Reclaiming the web, means it is important to have his own space, this is what is meant by reclaiming. The concept of bringing back to us of what is ours.
The web is not a platform, it is a bunch of personal spaces. This is the basis for the cMOOCs in 2008. The fact that these mooc were distributed added to the fact that this learning was personal. This created a network where the participants genuiinly owned their learning. But what followed took the learning away from the personal to the personalized again, where the data was no longer personal.
I really like the framing of the web as a series of distributed, personal spaces versus the vision of it as a platform. Linguistically I am often lazy about the difference, and reading Ignatia’s summary of Downes’s talk helped me fine tune this distinction for our discussion about many of these very concerns. It was nice to read this because it reinforces a movement currently afoot on the web that is challenging the long term value of platforms like Twitter, Facebook, etc. How can we rethink the flow of publishing wherein the content originates in our personal spaces, and we decide upon the site and context wherein we share it—what is referred to by the indie web folks as publish on your own site and syndicate elsewhere (POSSE).
The ideas circulating within certain corners of the edtech communities overlap with those that are driving the indie web. This might have been why I really enjoyed the conversation today with Mikhail Gershovich, Ben Werdmuller, Erin Jo Richey, and Simon Thomson. The conversation was central to so many of the concerns I’m occupied with on a daily basis. Admittedly, I was a bit selfish in framing this panel discussion, but I felt Connected Courses (and Connected Learning more generally) could be well served to consider itself within a broader context of certain technical principles that remain crucial to helping us think like web.

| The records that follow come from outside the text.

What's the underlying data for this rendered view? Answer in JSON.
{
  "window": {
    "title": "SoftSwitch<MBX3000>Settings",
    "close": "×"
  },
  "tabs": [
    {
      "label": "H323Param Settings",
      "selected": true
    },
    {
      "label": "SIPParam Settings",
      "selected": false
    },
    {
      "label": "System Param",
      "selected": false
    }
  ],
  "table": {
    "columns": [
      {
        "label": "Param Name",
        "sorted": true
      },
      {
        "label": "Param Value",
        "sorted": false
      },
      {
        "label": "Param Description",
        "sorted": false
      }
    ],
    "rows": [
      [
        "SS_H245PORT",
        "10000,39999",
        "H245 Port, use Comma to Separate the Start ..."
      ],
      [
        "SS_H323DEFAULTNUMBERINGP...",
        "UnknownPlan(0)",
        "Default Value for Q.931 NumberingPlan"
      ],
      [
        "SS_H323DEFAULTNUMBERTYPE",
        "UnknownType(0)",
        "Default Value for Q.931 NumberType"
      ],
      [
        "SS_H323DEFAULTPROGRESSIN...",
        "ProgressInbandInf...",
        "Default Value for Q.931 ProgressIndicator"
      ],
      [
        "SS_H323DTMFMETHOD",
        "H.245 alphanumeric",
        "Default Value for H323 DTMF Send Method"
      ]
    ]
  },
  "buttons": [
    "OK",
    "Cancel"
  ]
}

Simon Thomson did an excellent job capturing that spirit when suggesting indie web applications like Known, at their best, encourage people to take responsibility for their own data. This is where the technology is constitutive, applications like Known embody those principles so that they become part of how we experience the web. This is where Erin Jo Richey and Ben Werdmüller represent a breath of fresh air. They’re building an application that is grounded in some of the core principles of the indie web that might also be understood as happen to as core principles of connected learning. So here’s to hoping, as Mikhail suggested, Known isn’t “bought by some Chinese concern” anytime soon 🙂

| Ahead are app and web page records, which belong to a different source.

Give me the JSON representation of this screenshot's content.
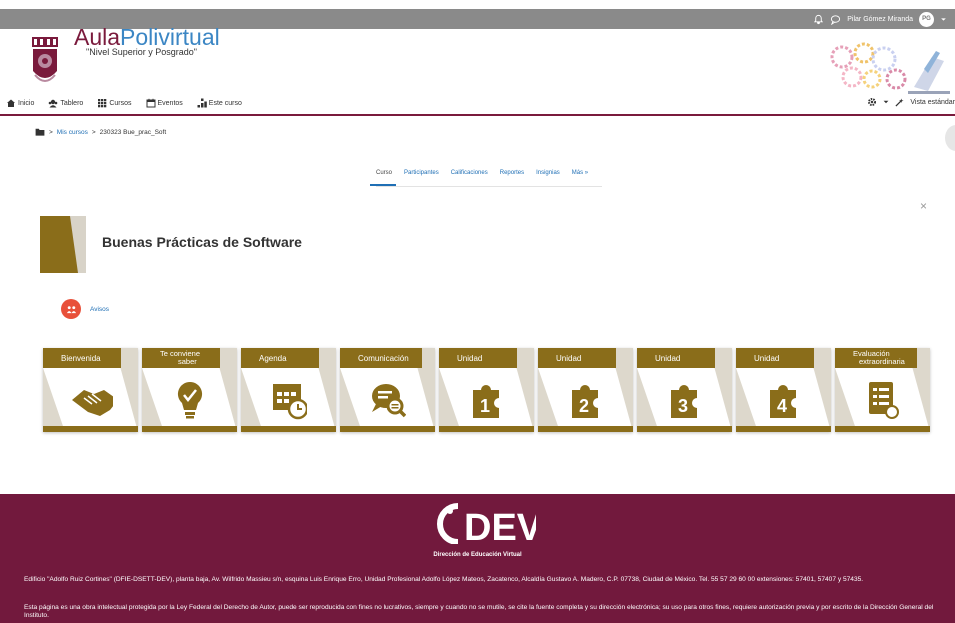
{
  "topbar": {
    "user_name": "Pilar Gómez Miranda",
    "initials": "PG"
  },
  "brand": {
    "title_part1": "Aula",
    "title_part2": "Polivirtual",
    "subtitle": "\"Nivel Superior y Posgrado\""
  },
  "nav": {
    "items": [
      {
        "label": "Inicio",
        "icon": "home-icon"
      },
      {
        "label": "Tablero",
        "icon": "dashboard-icon"
      },
      {
        "label": "Cursos",
        "icon": "grid-icon"
      },
      {
        "label": "Eventos",
        "icon": "calendar-icon"
      },
      {
        "label": "Este curso",
        "icon": "sitemap-icon"
      }
    ],
    "view_label": "Vista estándar"
  },
  "breadcrumb": {
    "mis_cursos": "Mis cursos",
    "current": "230323 Bue_prac_Soft",
    "sep": ">"
  },
  "secondary_nav": {
    "items": [
      "Curso",
      "Participantes",
      "Calificaciones",
      "Reportes",
      "Insignias",
      "Más »"
    ],
    "active": "Curso"
  },
  "course": {
    "title": "Buenas Prácticas de Software",
    "close": "×"
  },
  "avisos": {
    "label": "Avisos"
  },
  "tiles": [
    {
      "label": "Bienvenida",
      "icon": "handshake-icon"
    },
    {
      "label_1": "Te conviene",
      "label_2": "saber",
      "icon": "lightbulb-icon"
    },
    {
      "label": "Agenda",
      "icon": "calendar-clock-icon"
    },
    {
      "label": "Comunicación",
      "icon": "chat-search-icon"
    },
    {
      "label": "Unidad",
      "number": "1",
      "icon": "puzzle-1-icon"
    },
    {
      "label": "Unidad",
      "number": "2",
      "icon": "puzzle-2-icon"
    },
    {
      "label": "Unidad",
      "number": "3",
      "icon": "puzzle-3-icon"
    },
    {
      "label": "Unidad",
      "number": "4",
      "icon": "puzzle-4-icon"
    },
    {
      "label_1": "Evaluación",
      "label_2": "extraordinaria",
      "icon": "checklist-icon"
    }
  ],
  "footer": {
    "logo_text": "DEV",
    "logo_sub": "Dirección de Educación Virtual",
    "address": "Edificio \"Adolfo Ruiz Cortines\" (DFIE-DSETT-DEV), planta baja, Av. Wilfrido Massieu s/n, esquina Luis Enrique Erro, Unidad Profesional Adolfo López Mateos, Zacatenco, Alcaldía Gustavo A. Madero, C.P. 07738, Ciudad de México. Tel. 55 57 29 60 00 extensiones: 57401, 57407 y 57435.",
    "legal": "Esta página es una obra intelectual protegida por la Ley Federal del Derecho de Autor, puede ser reproducida con fines no lucrativos, siempre y cuando no se mutile, se cite la fuente completa y su dirección electrónica; su uso para otros fines, requiere autorización previa y por escrito de la Dirección General del Instituto."
  },
  "colors": {
    "maroon": "#72193d",
    "gold": "#8a6d1a",
    "link": "#1f6fb5",
    "topbar": "#8a8a8a"
  }
}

But even if it were, it wouldn’t necessarily matter because the indie web, connected learning, thinking like the web, or whatever you want to call it is rooted in the idea that you need to take responsibility for your digital identity. You need to become the “master of your own domain,” and that might be why I really enjoyed this discussion. It represents just another attempt to try and make sense of the forces and factors that are defining the way we understand the web for teaching and learning—and this is a vector of inquiry and possibility that I have a lot of faith and hope in.

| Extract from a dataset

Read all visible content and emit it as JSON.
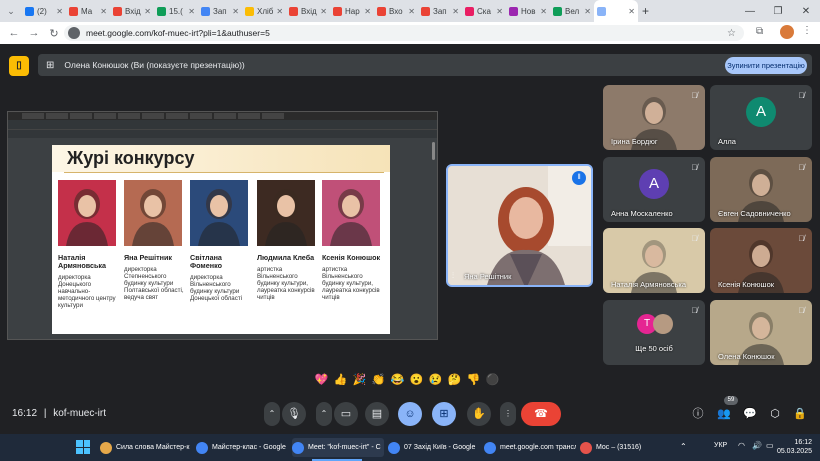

Special thanks to Jamieson Pond for making these sessions happen, it all worked so smoothly thanks to him. Big fan!